An opinion poll conducted during the week following the president's September address showed 62 percent of the respondents "willing to give up some freedoms" in order to hold America harmless against the scourge of drugs. The government stands more than willing to take them at their word. The war on drugs becomes a useful surrogate for the obsolescent Cold War, now fading into the realm of warm and nostalgic memory. Under the familiar rubrics of constant terror and ceaseless threat, the government subtracts as much as possible from the sum of the nation's civil liberties and imposes de facto martial law on citizenry that it chooses to imagine as a dangerous rabble.
Anybody who doubts this point has only to read the speeches of William Bennett, the commander-in-chief of the Bush administration's war on drugs. Bennett's voice is the voice of an intolerant scold, narrow and shrill and mean-spirited, the voice of a man afraid of liberty and mistrustful of freedom. He believes that it is the government's duty to impose on people a puritanical code of behavior best exemplified by the discipline in place at an unheated boarding school. He never misses the chance to demand more police, more jails, more judges, more arrests, more punishments, more people serving more millennia of "serious time...."

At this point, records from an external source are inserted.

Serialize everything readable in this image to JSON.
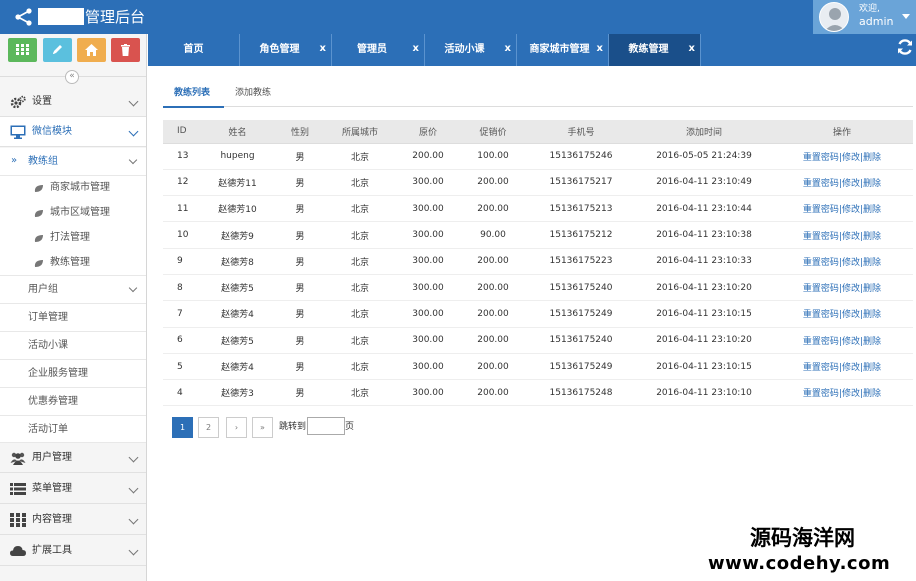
{
  "header": {
    "brand_suffix": "管理后台",
    "user_welcome": "欢迎,",
    "user_name": "admin"
  },
  "colors": {
    "primary": "#2c6fb7",
    "primary_dark": "#1a4f8a",
    "btn_green": "#5cb85c",
    "btn_blue": "#5bc0de",
    "btn_orange": "#f0ad4e",
    "btn_red": "#d9534f"
  },
  "shortcuts": [
    {
      "icon": "grid-icon",
      "color": "#5cb85c"
    },
    {
      "icon": "pencil-icon",
      "color": "#5bc0de"
    },
    {
      "icon": "home-icon",
      "color": "#f0ad4e"
    },
    {
      "icon": "trash-icon",
      "color": "#d9534f"
    }
  ],
  "sidebar": {
    "settings": "设置",
    "wechat": "微信模块",
    "coach_group": "教练组",
    "coach_leaves": [
      "商家城市管理",
      "城市区域管理",
      "打法管理",
      "教练管理"
    ],
    "user_group": "用户组",
    "order_mgmt": "订单管理",
    "activity_class": "活动小课",
    "enterprise_service": "企业服务管理",
    "coupon_mgmt": "优惠券管理",
    "activity_order": "活动订单",
    "user_mgmt": "用户管理",
    "menu_mgmt": "菜单管理",
    "content_mgmt": "内容管理",
    "ext_tools": "扩展工具"
  },
  "tabs": [
    {
      "label": "首页",
      "closable": false
    },
    {
      "label": "角色管理",
      "closable": true
    },
    {
      "label": "管理员",
      "closable": true
    },
    {
      "label": "活动小课",
      "closable": true
    },
    {
      "label": "商家城市管理",
      "closable": true
    },
    {
      "label": "教练管理",
      "closable": true,
      "active": true
    }
  ],
  "tab_close": "x",
  "content_tabs": {
    "list": "教练列表",
    "add": "添加教练"
  },
  "table": {
    "headers": [
      "ID",
      "姓名",
      "性别",
      "所属城市",
      "原价",
      "促销价",
      "手机号",
      "添加时间",
      "操作"
    ],
    "rows": [
      [
        "13",
        "hupeng",
        "男",
        "北京",
        "200.00",
        "100.00",
        "15136175246",
        "2016-05-05 21:24:39"
      ],
      [
        "12",
        "赵德芳11",
        "男",
        "北京",
        "300.00",
        "200.00",
        "15136175217",
        "2016-04-11 23:10:49"
      ],
      [
        "11",
        "赵德芳10",
        "男",
        "北京",
        "300.00",
        "200.00",
        "15136175213",
        "2016-04-11 23:10:44"
      ],
      [
        "10",
        "赵德芳9",
        "男",
        "北京",
        "300.00",
        "90.00",
        "15136175212",
        "2016-04-11 23:10:38"
      ],
      [
        "9",
        "赵德芳8",
        "男",
        "北京",
        "300.00",
        "200.00",
        "15136175223",
        "2016-04-11 23:10:33"
      ],
      [
        "8",
        "赵德芳5",
        "男",
        "北京",
        "300.00",
        "200.00",
        "15136175240",
        "2016-04-11 23:10:20"
      ],
      [
        "7",
        "赵德芳4",
        "男",
        "北京",
        "300.00",
        "200.00",
        "15136175249",
        "2016-04-11 23:10:15"
      ],
      [
        "6",
        "赵德芳5",
        "男",
        "北京",
        "300.00",
        "200.00",
        "15136175240",
        "2016-04-11 23:10:20"
      ],
      [
        "5",
        "赵德芳4",
        "男",
        "北京",
        "300.00",
        "200.00",
        "15136175249",
        "2016-04-11 23:10:15"
      ],
      [
        "4",
        "赵德芳3",
        "男",
        "北京",
        "300.00",
        "200.00",
        "15136175248",
        "2016-04-11 23:10:10"
      ]
    ],
    "op_reset": "重置密码",
    "op_sep": "|",
    "op_edit": "修改",
    "op_delete": "删除"
  },
  "pager": {
    "page1": "1",
    "page2": "2",
    "next": "›",
    "last": "»",
    "jump_prefix": "跳转到",
    "jump_suffix": "页"
  },
  "watermark": {
    "line1": "源码海洋网",
    "line2": "www.codehy.com"
  }
}
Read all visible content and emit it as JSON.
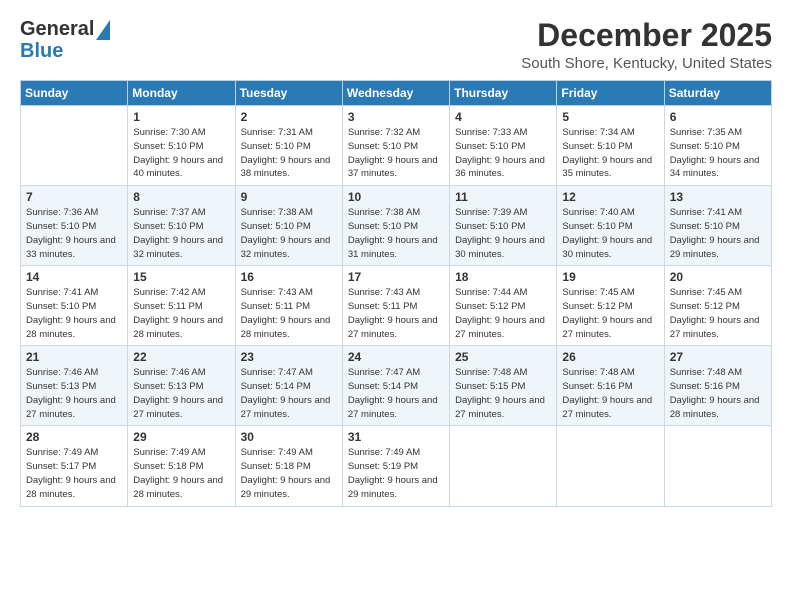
{
  "logo": {
    "general": "General",
    "blue": "Blue"
  },
  "header": {
    "title": "December 2025",
    "subtitle": "South Shore, Kentucky, United States"
  },
  "weekdays": [
    "Sunday",
    "Monday",
    "Tuesday",
    "Wednesday",
    "Thursday",
    "Friday",
    "Saturday"
  ],
  "weeks": [
    [
      {
        "day": "",
        "sunrise": "",
        "sunset": "",
        "daylight": ""
      },
      {
        "day": "1",
        "sunrise": "Sunrise: 7:30 AM",
        "sunset": "Sunset: 5:10 PM",
        "daylight": "Daylight: 9 hours and 40 minutes."
      },
      {
        "day": "2",
        "sunrise": "Sunrise: 7:31 AM",
        "sunset": "Sunset: 5:10 PM",
        "daylight": "Daylight: 9 hours and 38 minutes."
      },
      {
        "day": "3",
        "sunrise": "Sunrise: 7:32 AM",
        "sunset": "Sunset: 5:10 PM",
        "daylight": "Daylight: 9 hours and 37 minutes."
      },
      {
        "day": "4",
        "sunrise": "Sunrise: 7:33 AM",
        "sunset": "Sunset: 5:10 PM",
        "daylight": "Daylight: 9 hours and 36 minutes."
      },
      {
        "day": "5",
        "sunrise": "Sunrise: 7:34 AM",
        "sunset": "Sunset: 5:10 PM",
        "daylight": "Daylight: 9 hours and 35 minutes."
      },
      {
        "day": "6",
        "sunrise": "Sunrise: 7:35 AM",
        "sunset": "Sunset: 5:10 PM",
        "daylight": "Daylight: 9 hours and 34 minutes."
      }
    ],
    [
      {
        "day": "7",
        "sunrise": "Sunrise: 7:36 AM",
        "sunset": "Sunset: 5:10 PM",
        "daylight": "Daylight: 9 hours and 33 minutes."
      },
      {
        "day": "8",
        "sunrise": "Sunrise: 7:37 AM",
        "sunset": "Sunset: 5:10 PM",
        "daylight": "Daylight: 9 hours and 32 minutes."
      },
      {
        "day": "9",
        "sunrise": "Sunrise: 7:38 AM",
        "sunset": "Sunset: 5:10 PM",
        "daylight": "Daylight: 9 hours and 32 minutes."
      },
      {
        "day": "10",
        "sunrise": "Sunrise: 7:38 AM",
        "sunset": "Sunset: 5:10 PM",
        "daylight": "Daylight: 9 hours and 31 minutes."
      },
      {
        "day": "11",
        "sunrise": "Sunrise: 7:39 AM",
        "sunset": "Sunset: 5:10 PM",
        "daylight": "Daylight: 9 hours and 30 minutes."
      },
      {
        "day": "12",
        "sunrise": "Sunrise: 7:40 AM",
        "sunset": "Sunset: 5:10 PM",
        "daylight": "Daylight: 9 hours and 30 minutes."
      },
      {
        "day": "13",
        "sunrise": "Sunrise: 7:41 AM",
        "sunset": "Sunset: 5:10 PM",
        "daylight": "Daylight: 9 hours and 29 minutes."
      }
    ],
    [
      {
        "day": "14",
        "sunrise": "Sunrise: 7:41 AM",
        "sunset": "Sunset: 5:10 PM",
        "daylight": "Daylight: 9 hours and 28 minutes."
      },
      {
        "day": "15",
        "sunrise": "Sunrise: 7:42 AM",
        "sunset": "Sunset: 5:11 PM",
        "daylight": "Daylight: 9 hours and 28 minutes."
      },
      {
        "day": "16",
        "sunrise": "Sunrise: 7:43 AM",
        "sunset": "Sunset: 5:11 PM",
        "daylight": "Daylight: 9 hours and 28 minutes."
      },
      {
        "day": "17",
        "sunrise": "Sunrise: 7:43 AM",
        "sunset": "Sunset: 5:11 PM",
        "daylight": "Daylight: 9 hours and 27 minutes."
      },
      {
        "day": "18",
        "sunrise": "Sunrise: 7:44 AM",
        "sunset": "Sunset: 5:12 PM",
        "daylight": "Daylight: 9 hours and 27 minutes."
      },
      {
        "day": "19",
        "sunrise": "Sunrise: 7:45 AM",
        "sunset": "Sunset: 5:12 PM",
        "daylight": "Daylight: 9 hours and 27 minutes."
      },
      {
        "day": "20",
        "sunrise": "Sunrise: 7:45 AM",
        "sunset": "Sunset: 5:12 PM",
        "daylight": "Daylight: 9 hours and 27 minutes."
      }
    ],
    [
      {
        "day": "21",
        "sunrise": "Sunrise: 7:46 AM",
        "sunset": "Sunset: 5:13 PM",
        "daylight": "Daylight: 9 hours and 27 minutes."
      },
      {
        "day": "22",
        "sunrise": "Sunrise: 7:46 AM",
        "sunset": "Sunset: 5:13 PM",
        "daylight": "Daylight: 9 hours and 27 minutes."
      },
      {
        "day": "23",
        "sunrise": "Sunrise: 7:47 AM",
        "sunset": "Sunset: 5:14 PM",
        "daylight": "Daylight: 9 hours and 27 minutes."
      },
      {
        "day": "24",
        "sunrise": "Sunrise: 7:47 AM",
        "sunset": "Sunset: 5:14 PM",
        "daylight": "Daylight: 9 hours and 27 minutes."
      },
      {
        "day": "25",
        "sunrise": "Sunrise: 7:48 AM",
        "sunset": "Sunset: 5:15 PM",
        "daylight": "Daylight: 9 hours and 27 minutes."
      },
      {
        "day": "26",
        "sunrise": "Sunrise: 7:48 AM",
        "sunset": "Sunset: 5:16 PM",
        "daylight": "Daylight: 9 hours and 27 minutes."
      },
      {
        "day": "27",
        "sunrise": "Sunrise: 7:48 AM",
        "sunset": "Sunset: 5:16 PM",
        "daylight": "Daylight: 9 hours and 28 minutes."
      }
    ],
    [
      {
        "day": "28",
        "sunrise": "Sunrise: 7:49 AM",
        "sunset": "Sunset: 5:17 PM",
        "daylight": "Daylight: 9 hours and 28 minutes."
      },
      {
        "day": "29",
        "sunrise": "Sunrise: 7:49 AM",
        "sunset": "Sunset: 5:18 PM",
        "daylight": "Daylight: 9 hours and 28 minutes."
      },
      {
        "day": "30",
        "sunrise": "Sunrise: 7:49 AM",
        "sunset": "Sunset: 5:18 PM",
        "daylight": "Daylight: 9 hours and 29 minutes."
      },
      {
        "day": "31",
        "sunrise": "Sunrise: 7:49 AM",
        "sunset": "Sunset: 5:19 PM",
        "daylight": "Daylight: 9 hours and 29 minutes."
      },
      {
        "day": "",
        "sunrise": "",
        "sunset": "",
        "daylight": ""
      },
      {
        "day": "",
        "sunrise": "",
        "sunset": "",
        "daylight": ""
      },
      {
        "day": "",
        "sunrise": "",
        "sunset": "",
        "daylight": ""
      }
    ]
  ]
}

The militarization of the rhetoric supporting the war on drugs rots the public debate with a corrosive silence. The political weather turns gray and pinched. People who become accustomed to the arbitrary intrusions of the police also learn to speak more softly in the presence of political authority, to bow and smile and fill out the printed forms with the cowed obsequiousness of musicians playing waltzes at a Mafia wedding.
And for what? To punish people desperate enough or foolish enough to poison themselves with drugs? To exact vengeance on people afflicted with the sickness of addiction and who, to their grief and shame, can find no other way out of the alleys of their despair.
As a consequence of President Bush's war on drugs, society gains nothing except immediate access to an unlimited fund of resentment and unspecific rage. In return for so poor a victory, and in the interests of the kind of people who would build prisons instead of schools, Bush offers the nation the chance to deny its best principles, to corrupt its magistrates and enrich its most vicious and efficient criminals, to repudiate its civil liberties and repent of the habits of freedom. The deal is as shabby as President Bush's trick with the bag of cocaine. For the sake of a vindictive policeman's dream of a quiet and orderly heaven, the country risks losing its constitutional right to its soul.
Lewis H. Lapham, "A Political Opiate — The War on Drugs is a Folly and a Menace," Harper's Magazine, December 1989, p. 43. Copyright (c) 1989 by Harper's Magazine. All rights reserved. Reprinted from the December issue by special permission.